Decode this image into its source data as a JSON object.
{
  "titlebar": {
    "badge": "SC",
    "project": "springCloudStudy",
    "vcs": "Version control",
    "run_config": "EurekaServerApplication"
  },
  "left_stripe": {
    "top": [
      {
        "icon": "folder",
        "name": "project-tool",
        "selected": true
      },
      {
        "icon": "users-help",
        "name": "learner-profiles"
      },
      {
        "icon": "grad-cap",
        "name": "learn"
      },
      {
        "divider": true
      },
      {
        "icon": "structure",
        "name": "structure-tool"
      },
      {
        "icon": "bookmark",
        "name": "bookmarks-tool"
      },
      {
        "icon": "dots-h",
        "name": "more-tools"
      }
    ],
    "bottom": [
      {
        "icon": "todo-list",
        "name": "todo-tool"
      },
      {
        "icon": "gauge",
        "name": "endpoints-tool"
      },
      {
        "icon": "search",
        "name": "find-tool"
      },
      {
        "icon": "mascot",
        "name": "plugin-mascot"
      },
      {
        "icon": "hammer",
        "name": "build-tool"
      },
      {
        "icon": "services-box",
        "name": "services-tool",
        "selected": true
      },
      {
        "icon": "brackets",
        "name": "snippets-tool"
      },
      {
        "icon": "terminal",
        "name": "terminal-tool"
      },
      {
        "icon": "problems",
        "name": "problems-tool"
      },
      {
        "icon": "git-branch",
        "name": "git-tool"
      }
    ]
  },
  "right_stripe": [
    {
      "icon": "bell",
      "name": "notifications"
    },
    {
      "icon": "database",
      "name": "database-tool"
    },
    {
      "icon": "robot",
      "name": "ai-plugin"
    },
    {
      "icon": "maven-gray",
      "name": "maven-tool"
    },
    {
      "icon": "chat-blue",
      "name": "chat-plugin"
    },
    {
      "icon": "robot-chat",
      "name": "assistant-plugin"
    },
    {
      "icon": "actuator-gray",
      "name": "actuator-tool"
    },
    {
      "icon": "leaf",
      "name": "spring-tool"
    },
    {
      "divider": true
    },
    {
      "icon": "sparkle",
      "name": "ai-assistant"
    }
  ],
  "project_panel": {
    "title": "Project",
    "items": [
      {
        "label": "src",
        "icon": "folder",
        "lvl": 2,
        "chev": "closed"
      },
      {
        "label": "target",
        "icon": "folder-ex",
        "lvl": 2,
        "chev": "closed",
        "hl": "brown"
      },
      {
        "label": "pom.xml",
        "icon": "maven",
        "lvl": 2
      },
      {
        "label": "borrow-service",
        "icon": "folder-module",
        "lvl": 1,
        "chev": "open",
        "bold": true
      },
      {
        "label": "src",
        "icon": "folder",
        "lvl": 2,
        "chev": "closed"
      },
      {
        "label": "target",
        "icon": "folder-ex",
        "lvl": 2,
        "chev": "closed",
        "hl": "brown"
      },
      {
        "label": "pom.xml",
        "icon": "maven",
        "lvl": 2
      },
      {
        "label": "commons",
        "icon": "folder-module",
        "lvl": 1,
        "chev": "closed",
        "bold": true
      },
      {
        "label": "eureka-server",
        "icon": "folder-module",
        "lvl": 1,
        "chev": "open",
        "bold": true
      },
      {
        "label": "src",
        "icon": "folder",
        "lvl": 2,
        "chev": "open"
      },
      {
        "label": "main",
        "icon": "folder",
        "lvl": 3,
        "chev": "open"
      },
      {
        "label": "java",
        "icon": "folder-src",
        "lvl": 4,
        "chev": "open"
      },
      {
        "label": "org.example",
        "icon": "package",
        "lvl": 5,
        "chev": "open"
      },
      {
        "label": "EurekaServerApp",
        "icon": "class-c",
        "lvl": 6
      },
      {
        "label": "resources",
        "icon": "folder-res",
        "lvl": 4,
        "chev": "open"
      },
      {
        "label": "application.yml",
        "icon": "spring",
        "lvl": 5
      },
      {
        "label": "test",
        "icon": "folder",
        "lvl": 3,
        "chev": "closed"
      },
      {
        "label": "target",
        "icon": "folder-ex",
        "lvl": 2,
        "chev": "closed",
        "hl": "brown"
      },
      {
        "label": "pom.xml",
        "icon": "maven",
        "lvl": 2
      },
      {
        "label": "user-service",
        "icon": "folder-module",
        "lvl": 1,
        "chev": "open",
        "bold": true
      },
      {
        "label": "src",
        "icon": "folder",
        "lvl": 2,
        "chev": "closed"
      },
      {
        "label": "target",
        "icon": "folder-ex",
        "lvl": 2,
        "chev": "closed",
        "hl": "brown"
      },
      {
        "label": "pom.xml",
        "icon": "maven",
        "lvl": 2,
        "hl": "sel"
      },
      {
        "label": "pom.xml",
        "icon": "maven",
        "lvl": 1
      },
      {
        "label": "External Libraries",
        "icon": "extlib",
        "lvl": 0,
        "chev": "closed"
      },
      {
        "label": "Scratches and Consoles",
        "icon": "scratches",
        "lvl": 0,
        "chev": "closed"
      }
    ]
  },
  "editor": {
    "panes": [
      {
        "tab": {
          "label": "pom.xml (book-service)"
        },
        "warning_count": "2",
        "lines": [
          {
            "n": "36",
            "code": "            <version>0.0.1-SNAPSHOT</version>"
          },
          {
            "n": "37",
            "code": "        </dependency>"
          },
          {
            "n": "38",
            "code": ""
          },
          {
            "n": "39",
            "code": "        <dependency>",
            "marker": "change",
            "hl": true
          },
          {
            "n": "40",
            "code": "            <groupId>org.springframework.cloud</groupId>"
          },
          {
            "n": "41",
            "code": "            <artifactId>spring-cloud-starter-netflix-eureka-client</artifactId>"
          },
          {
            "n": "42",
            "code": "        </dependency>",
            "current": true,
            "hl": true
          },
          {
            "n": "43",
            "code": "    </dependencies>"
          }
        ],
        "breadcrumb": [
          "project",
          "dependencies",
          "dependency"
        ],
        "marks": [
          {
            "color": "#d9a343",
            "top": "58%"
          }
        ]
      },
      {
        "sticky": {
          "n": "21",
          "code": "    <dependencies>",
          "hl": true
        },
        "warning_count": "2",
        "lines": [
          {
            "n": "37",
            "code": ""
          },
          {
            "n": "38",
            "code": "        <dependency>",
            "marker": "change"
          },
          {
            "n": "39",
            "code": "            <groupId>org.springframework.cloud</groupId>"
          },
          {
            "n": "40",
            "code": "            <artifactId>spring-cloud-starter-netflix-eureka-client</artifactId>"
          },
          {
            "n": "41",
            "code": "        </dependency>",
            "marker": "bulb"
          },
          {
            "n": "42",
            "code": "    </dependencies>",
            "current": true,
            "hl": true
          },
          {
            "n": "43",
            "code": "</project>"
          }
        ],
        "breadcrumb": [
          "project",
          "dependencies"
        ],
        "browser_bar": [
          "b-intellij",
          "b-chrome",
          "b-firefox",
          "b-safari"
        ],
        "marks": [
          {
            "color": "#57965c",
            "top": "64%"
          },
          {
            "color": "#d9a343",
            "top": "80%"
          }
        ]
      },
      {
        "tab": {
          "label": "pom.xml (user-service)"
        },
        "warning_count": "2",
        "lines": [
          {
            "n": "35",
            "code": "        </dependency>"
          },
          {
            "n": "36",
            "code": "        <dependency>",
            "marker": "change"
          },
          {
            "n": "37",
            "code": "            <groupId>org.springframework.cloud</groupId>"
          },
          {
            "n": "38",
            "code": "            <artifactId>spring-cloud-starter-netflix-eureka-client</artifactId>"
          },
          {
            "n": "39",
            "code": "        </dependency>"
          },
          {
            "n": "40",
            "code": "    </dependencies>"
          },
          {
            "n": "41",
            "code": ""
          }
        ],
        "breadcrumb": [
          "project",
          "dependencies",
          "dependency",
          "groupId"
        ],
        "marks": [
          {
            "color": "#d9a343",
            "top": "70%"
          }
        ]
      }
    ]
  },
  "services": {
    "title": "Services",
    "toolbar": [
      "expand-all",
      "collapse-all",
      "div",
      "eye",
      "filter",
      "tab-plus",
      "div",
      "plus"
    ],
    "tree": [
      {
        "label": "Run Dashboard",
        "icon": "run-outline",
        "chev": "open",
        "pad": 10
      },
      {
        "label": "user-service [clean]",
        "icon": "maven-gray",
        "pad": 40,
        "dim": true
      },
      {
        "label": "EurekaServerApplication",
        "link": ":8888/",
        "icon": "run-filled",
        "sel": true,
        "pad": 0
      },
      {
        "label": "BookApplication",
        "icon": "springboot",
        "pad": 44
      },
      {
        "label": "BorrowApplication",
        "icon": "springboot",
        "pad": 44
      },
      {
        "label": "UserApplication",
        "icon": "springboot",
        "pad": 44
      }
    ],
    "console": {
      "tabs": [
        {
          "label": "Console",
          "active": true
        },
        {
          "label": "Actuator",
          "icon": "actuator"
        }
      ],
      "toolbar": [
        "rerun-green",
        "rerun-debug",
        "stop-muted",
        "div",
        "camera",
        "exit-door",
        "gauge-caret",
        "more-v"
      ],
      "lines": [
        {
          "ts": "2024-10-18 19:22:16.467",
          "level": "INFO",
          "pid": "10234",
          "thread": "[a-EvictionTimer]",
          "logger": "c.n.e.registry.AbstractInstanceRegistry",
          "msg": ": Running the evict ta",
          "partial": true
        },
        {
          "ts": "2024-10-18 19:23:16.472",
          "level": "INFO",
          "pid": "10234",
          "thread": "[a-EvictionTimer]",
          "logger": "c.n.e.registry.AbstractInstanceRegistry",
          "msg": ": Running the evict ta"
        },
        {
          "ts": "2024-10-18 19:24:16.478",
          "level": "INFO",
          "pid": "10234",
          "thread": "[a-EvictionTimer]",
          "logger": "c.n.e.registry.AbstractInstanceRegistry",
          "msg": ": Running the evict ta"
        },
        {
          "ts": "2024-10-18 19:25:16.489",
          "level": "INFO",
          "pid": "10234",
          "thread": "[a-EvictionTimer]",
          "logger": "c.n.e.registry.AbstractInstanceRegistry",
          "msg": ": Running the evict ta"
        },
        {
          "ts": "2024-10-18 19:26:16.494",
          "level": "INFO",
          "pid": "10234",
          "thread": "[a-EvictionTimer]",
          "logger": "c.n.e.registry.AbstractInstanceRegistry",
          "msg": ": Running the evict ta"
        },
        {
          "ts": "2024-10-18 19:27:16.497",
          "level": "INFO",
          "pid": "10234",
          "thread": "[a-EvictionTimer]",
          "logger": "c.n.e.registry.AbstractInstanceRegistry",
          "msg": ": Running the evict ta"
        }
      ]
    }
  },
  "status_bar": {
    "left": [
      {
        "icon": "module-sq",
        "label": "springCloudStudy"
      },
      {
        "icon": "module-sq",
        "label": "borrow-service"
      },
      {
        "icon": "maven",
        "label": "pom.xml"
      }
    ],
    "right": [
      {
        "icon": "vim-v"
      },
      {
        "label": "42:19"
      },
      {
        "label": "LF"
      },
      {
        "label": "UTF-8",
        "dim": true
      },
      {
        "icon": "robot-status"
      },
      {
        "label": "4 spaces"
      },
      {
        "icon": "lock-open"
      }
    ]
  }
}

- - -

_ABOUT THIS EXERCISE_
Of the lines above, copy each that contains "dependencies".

_RESULT BELOW_
            "code": "    </dependencies>"
          "dependencies",
          "code": "    <dependencies>",
            "code": "    </dependencies>",
          "dependencies"
            "code": "    </dependencies>"
          "dependencies",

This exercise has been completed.